There are also contrasting rumors and theories all around; one such theory predicts that there will be just one variant of the next Note in 2016 to keep things clean and simple. However, the latest listing on Samsung's own website seems to contradict that theory. We will soon find out more in the coming weeks. Stay tuned for more on the Samsung Galaxy Note 7/Note 7 Edge.
Author: Saikat Kar (tech-enthusiast)
Currently, The highest resolution display in the Smartphones Market is the Quad-HD with Pixel density up to (500 - 700ppi) at max. Samsung is looking on breaking this record once and for all...
According to a confirmed reports from Korea, Samsung partnered with 13 companies and the South Korean government to develop the World's first 11K mobile display with a pixel density of 2250ppi and a resolution of (11264 x 8448), which takes the Smartphone displays to an Insane new level of clarity.
This 11K display needs a super GPU to handle this kind of High-res Graphics. The Korean giant is going to invest $26.5 million into the R&D of this new 11K display. According to the Executive Director of Samsung Display, this might look like "over specification", but the breakthrough would help the Korean industry in the future.
Samsung's goal with this is to implement a "3D effect". Details are scarce, but the way Korean outlet ETNews puts it, such a gloriously high-resolution screen is able to simulate the effect of a 3D screen through some kind of optical illusion. This 11K display panel will be available by 2018 in the company's flagships.
After forming the GVRA with Sony, Acer, Facebook, HTC and Google, Samsung is reportedly looking to launch its first ever AR (augmented reality) headset. Additionally, the company is also in the process of bringing forth the next Gear VR headset as well. Apparently, it was vice-president Sung-Hoon Hong himself who had revealed the aforementioned information at the Virtual Reality Summit in San Diego.
"Samsung's hologram technology is really, really realistic. It looks really touchable," - Sung-Hoon Hong.
In more of what he said at the summit, it might have been indicated that the next Gear VR headset is going to debut at the Mobile World Congress in February, 2017. Considering that it was only a few months back that Samsung had launched the last Gear VR, along with the disastrous Galaxy Note 7, we suggest that you take this news with a pinch of salt.
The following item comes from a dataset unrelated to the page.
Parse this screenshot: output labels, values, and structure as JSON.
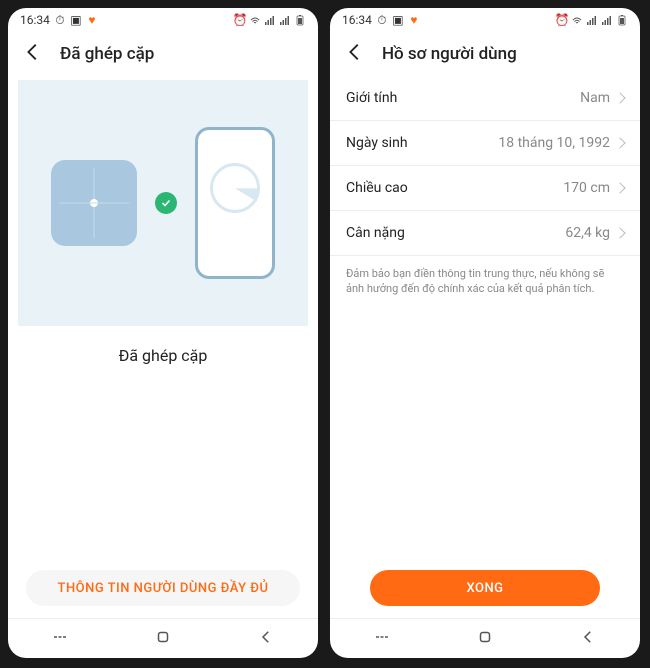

If you are excited about the augmented reality project, the report mentions that Samsung is planning to target businesses with this upcoming headset, rather than direct consumers. Even then, it is too early in the day to predict where and in which way the AR project will be heading in the future. A startup named Magic Leap was mentioned by Hoon according to the report and speculations suggest that this has something to do with the AR project in question here.
Saikat Kar (tech-enthusiast)
Samsung has just patented technology which is suggesting that the Korean giant might be on the verge of developing a revolutionary form of security measure. Title as ‘Real Time Authentication Based on Blood Flow Parameters,' the patent was filed way back in July, 2016 but it got approved just recently.
This technology will allow users to authenticate themselves on their smartphones and smartwatches on the basis of their blood flow pattern. On smartphones, it would be detected from the fingers, not unlike how it happens when we use fingerprint scanners, but on smartwatches, the wrist on which the smartwatch is worn will be enough.
Apparently, the arterial conduction paths of each human being are unique and therefore, safety is assured alongside the convenience of not having to use a fingerprint scanner on a smartwatch. To be honest, it sounds wonderful, but that doesn't necessarily mean that this technology will ever see the light of day. We will know soon enough I guess.
Saikat Kar (tech-enthusiast)